The Dichotomy of "Rich" and "Poor" Is a Fiction, for Few People Stay Either for Long
WASHINGTON – Opponents of the Bush tax cuts often claim "tax cuts for the rich" occurs at the expense of the poor. But several recent studies show that these are not static groups, and that people frequently move in and out of the "poor" and "rich" demographics. Many of those categorized as poor are young people beginning their careers or unemployed people briefly out of the workforce. Similarly, many of those who are "rich" today will stop earning high incomes in future years. The number of people who will gain much from the tax cuts in their lifetimes is far higher than the number who benefit in any year, because of this income mobility.
Fact: Poverty is primarily a transient experience in America. According to a recent Census Bureau study :
- Of the 34.2% of Americans who experienced poverty from 1996 to 1999, over half escaped poverty within four months of entering it.
- Eighty percent left poverty within a year.
- These briefly poor include college graduates who do not find jobs for several months, workers experiencing short periods of unemployment, and women taking maternity leave. They are not indicative of a chronic poverty problem; only 1 in 17 Americans who experienced poverty in this period was poor for its entirety.
Fact: Income mobility is high at both ends of the spectrum.
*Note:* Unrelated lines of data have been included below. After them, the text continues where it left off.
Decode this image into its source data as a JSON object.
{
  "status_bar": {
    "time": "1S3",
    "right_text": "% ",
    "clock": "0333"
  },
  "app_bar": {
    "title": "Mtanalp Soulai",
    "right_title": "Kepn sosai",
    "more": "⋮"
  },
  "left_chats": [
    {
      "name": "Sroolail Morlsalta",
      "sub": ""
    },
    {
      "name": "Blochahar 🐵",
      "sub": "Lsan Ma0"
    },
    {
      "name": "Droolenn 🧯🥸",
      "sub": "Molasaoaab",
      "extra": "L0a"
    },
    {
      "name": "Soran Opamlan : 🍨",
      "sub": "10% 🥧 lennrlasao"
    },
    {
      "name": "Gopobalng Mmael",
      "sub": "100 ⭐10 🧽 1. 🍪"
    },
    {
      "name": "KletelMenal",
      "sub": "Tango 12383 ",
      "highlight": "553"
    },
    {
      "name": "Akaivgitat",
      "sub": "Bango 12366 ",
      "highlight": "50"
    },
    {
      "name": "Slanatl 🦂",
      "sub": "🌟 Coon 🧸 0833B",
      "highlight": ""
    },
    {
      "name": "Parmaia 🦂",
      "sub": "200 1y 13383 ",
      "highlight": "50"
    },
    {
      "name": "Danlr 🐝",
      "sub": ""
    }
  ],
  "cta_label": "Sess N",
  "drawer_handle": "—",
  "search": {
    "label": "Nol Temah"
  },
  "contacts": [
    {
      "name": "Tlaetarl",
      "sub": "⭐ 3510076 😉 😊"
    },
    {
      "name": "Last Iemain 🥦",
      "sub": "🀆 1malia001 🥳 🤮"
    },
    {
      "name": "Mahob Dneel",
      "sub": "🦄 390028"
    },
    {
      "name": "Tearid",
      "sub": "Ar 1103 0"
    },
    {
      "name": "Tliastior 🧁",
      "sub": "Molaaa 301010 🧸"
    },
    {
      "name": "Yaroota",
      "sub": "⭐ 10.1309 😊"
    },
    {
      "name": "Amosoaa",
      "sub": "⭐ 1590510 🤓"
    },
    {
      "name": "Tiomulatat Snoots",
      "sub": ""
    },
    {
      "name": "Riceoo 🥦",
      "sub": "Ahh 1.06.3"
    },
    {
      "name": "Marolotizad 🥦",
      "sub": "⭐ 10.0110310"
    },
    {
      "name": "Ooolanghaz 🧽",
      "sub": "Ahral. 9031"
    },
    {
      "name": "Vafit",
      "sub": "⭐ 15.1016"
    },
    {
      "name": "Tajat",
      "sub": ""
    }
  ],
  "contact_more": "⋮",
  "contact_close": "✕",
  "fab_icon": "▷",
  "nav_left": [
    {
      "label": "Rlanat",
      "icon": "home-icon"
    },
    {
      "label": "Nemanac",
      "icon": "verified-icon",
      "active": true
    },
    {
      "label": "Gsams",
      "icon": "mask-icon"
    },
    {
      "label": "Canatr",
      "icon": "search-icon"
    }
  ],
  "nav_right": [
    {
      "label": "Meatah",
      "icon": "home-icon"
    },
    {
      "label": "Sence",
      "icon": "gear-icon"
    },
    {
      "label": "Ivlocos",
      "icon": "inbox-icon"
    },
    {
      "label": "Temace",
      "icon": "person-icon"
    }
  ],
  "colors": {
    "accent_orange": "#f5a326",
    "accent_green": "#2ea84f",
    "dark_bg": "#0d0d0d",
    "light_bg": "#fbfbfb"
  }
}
According to a study by the Federal Reserve Bank of Boston:
- 47% of families in the lowest income quintile in 1988 moved to a higher quintile by 1998, and 47% of those in the highest quintile in 1988 moved to a lower one within 10 years.
- Similarly, a National Center for Policy Analysis study found that after a single year, 32% of individuals in the lowest quintile moved up and 25% of those in the highest moved down. Within 10 years, 67% of those in the lowest income quintile had moved up and 61% in the highest had moved down. Even if distribution among quintiles were assigned randomly each year, only 80% would change quintiles.
Fact: Income group membership is strongly dynamic, and today\’s "poor" are tomorrow\’s middle class and "rich." Most people who experience poverty escape it within months, and most members of the top and bottom income quintiles see reversals of fortune within a decade. So, politicians who attack the tax cuts with rhetoric about "poor" and "rich" are disingenuous; members of one group may soon be members of the other, and today\’s "poor" stand to reap great tax benefits in the future.